Magdalene

[mag-duh-leen, -luh n, mag-duh-lee-nee]
noun
  1. the.
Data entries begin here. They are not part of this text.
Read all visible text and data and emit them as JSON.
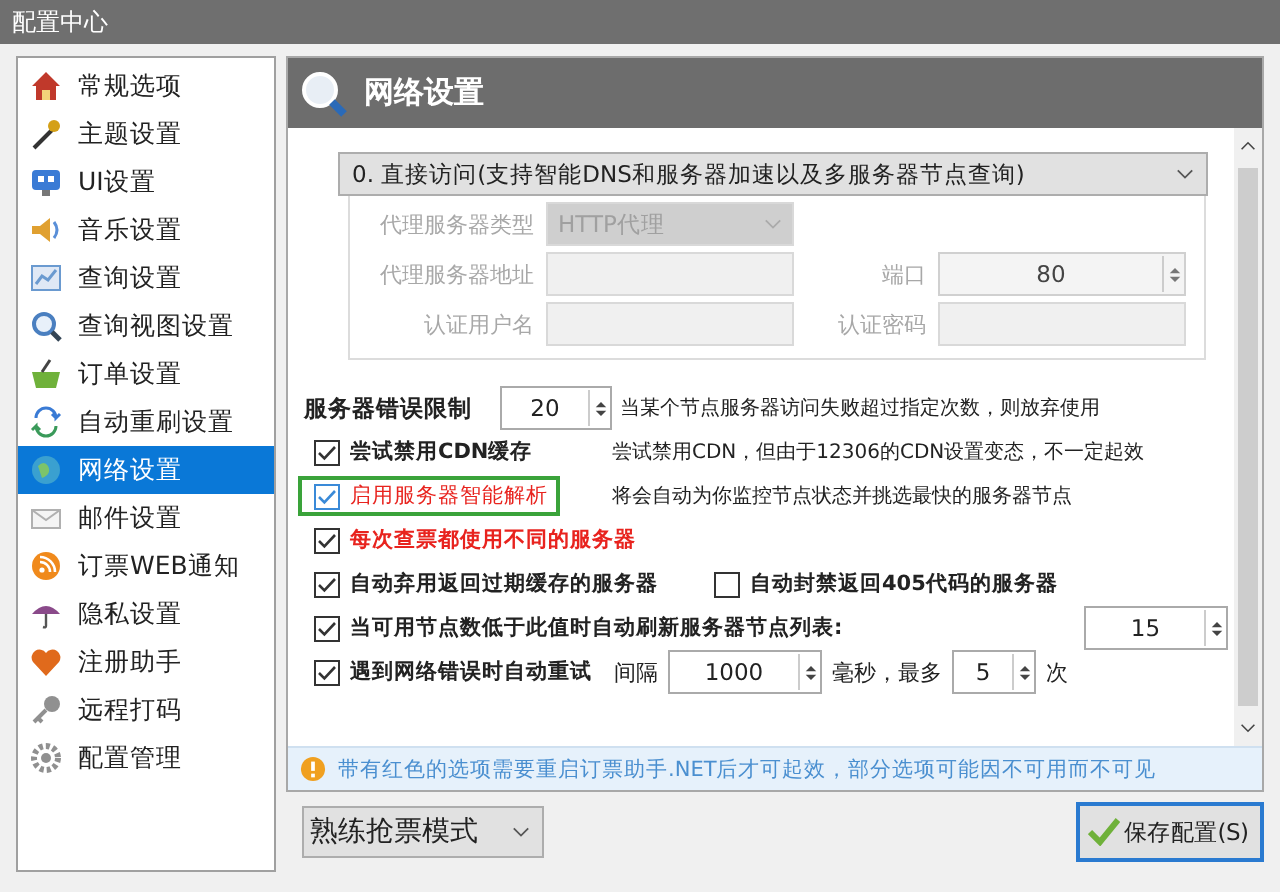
{
  "window": {
    "title": "配置中心"
  },
  "sidebar": {
    "items": [
      {
        "label": "常规选项",
        "selected": false
      },
      {
        "label": "主题设置",
        "selected": false
      },
      {
        "label": "UI设置",
        "selected": false
      },
      {
        "label": "音乐设置",
        "selected": false
      },
      {
        "label": "查询设置",
        "selected": false
      },
      {
        "label": "查询视图设置",
        "selected": false
      },
      {
        "label": "订单设置",
        "selected": false
      },
      {
        "label": "自动重刷设置",
        "selected": false
      },
      {
        "label": "网络设置",
        "selected": true
      },
      {
        "label": "邮件设置",
        "selected": false
      },
      {
        "label": "订票WEB通知",
        "selected": false
      },
      {
        "label": "隐私设置",
        "selected": false
      },
      {
        "label": "注册助手",
        "selected": false
      },
      {
        "label": "远程打码",
        "selected": false
      },
      {
        "label": "配置管理",
        "selected": false
      }
    ]
  },
  "panel": {
    "title": "网络设置",
    "mode": {
      "value": "0. 直接访问(支持智能DNS和服务器加速以及多服务器节点查询)"
    },
    "proxy": {
      "disabled": true,
      "type_label": "代理服务器类型",
      "type_value": "HTTP代理",
      "address_label": "代理服务器地址",
      "port_label": "端口",
      "port_value": "80",
      "user_label": "认证用户名",
      "password_label": "认证密码"
    },
    "options": [
      {
        "kind": "spin",
        "label": "服务器错误限制",
        "value": "20",
        "note": "当某个节点服务器访问失败超过指定次数，则放弃使用"
      },
      {
        "kind": "check",
        "label": "尝试禁用CDN缓存",
        "checked": true,
        "warn": false,
        "highlighted": false,
        "note": "尝试禁用CDN，但由于12306的CDN设置变态，不一定起效"
      },
      {
        "kind": "check",
        "label": "启用服务器智能解析",
        "checked": true,
        "warn": true,
        "highlighted": true,
        "note": "将会自动为你监控节点状态并挑选最快的服务器节点"
      },
      {
        "kind": "check",
        "label": "每次查票都使用不同的服务器",
        "checked": true,
        "warn": true,
        "highlighted": false
      },
      {
        "kind": "check",
        "label": "自动弃用返回过期缓存的服务器",
        "checked": true,
        "warn": false,
        "highlighted": false,
        "extra": {
          "label": "自动封禁返回405代码的服务器",
          "checked": false
        }
      },
      {
        "kind": "check-spin",
        "label": "当可用节点数低于此值时自动刷新服务器节点列表:",
        "checked": true,
        "value": "15"
      },
      {
        "kind": "retry",
        "label": "遇到网络错误时自动重试",
        "checked": true,
        "interval_label": "间隔",
        "interval": "1000",
        "unit": "毫秒，最多",
        "count": "5",
        "count_unit": "次"
      }
    ],
    "info": "带有红色的选项需要重启订票助手.NET后才可起效，部分选项可能因不可用而不可见"
  },
  "footer": {
    "mode": "熟练抢票模式",
    "save_button": "保存配置(S)"
  }
}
Mary Magdalene.
  2. (lowercase) a reformed prostitute.
  3. Also Mag·da·len [mag-duh-luh n] /ˈmæg də lən/. a female given name: from a Hebrew word meaning “woman of Magdala.”
Dictionary.com Unabridged Based on the Random House Unabridged Dictionary, © Random House, Inc. 2018

Examples from the Web for magdalene

Contemporary Examples of magdalene

  • My way of relating to the Magdalene isn't the officially correct one, either.

    The Daily Beast logo
    Mary Magdalene and Me

    Tracy Quan

    November 10, 2009

  • Mary Magdalene's U.S. Visit Nov. 10 - 17, the Magdalene relics will revisit the New York metro area.

    The Daily Beast logo
    Mary Magdalene and Me

    Tracy Quan

    November 10, 2009

  • I don't agree with feminists who want to clean up the Magdalene's past.

    The Daily Beast logo
    Mary Magdalene and Me

    Tracy Quan

    November 10, 2009

  • She wore more black lace than a Goya duchess; the effect is that of the Magdalene, as dressed by Bill Blass.

Historical Examples of magdalene

  • The critics of the large cities discussed this modern Magdalene.

    My Double Life

    Sarah Bernhardt

  • Schumann-Heink, as Magdalene in Meistersinger, was simply grotesque.

    Old Fogy

    James Huneker

  • I would to God we would follow this example, and be like unto Magdalene.

  • There is a story told that He sheltered Magdalene—and why not me?

    Saronia

    Richard Short

  • He did not see how the pale face of Magdalene tried to rush to him.


British Dictionary definitions for magdalene

Magdalene

Collins English Dictionary - Complete & Unabridged 2012 Digital Edition © William Collins Sons & Co. Ltd. 1979, 1986 © HarperCollins Publishers 1998, 2000, 2003, 2005, 2006, 2007, 2009, 2012

Word Origin and History for magdalene

Magdalene

fem. proper name, from Latin (Maria) Magdalena, from Greek Magdalene, literally "woman of Magdala," from Aramaic Maghdela, place on the Sea of Galilee, literally "tower." The vernacular form of the name, via French, has come to English as maudlin.

Online Etymology Dictionary, © 2010 Douglas Harper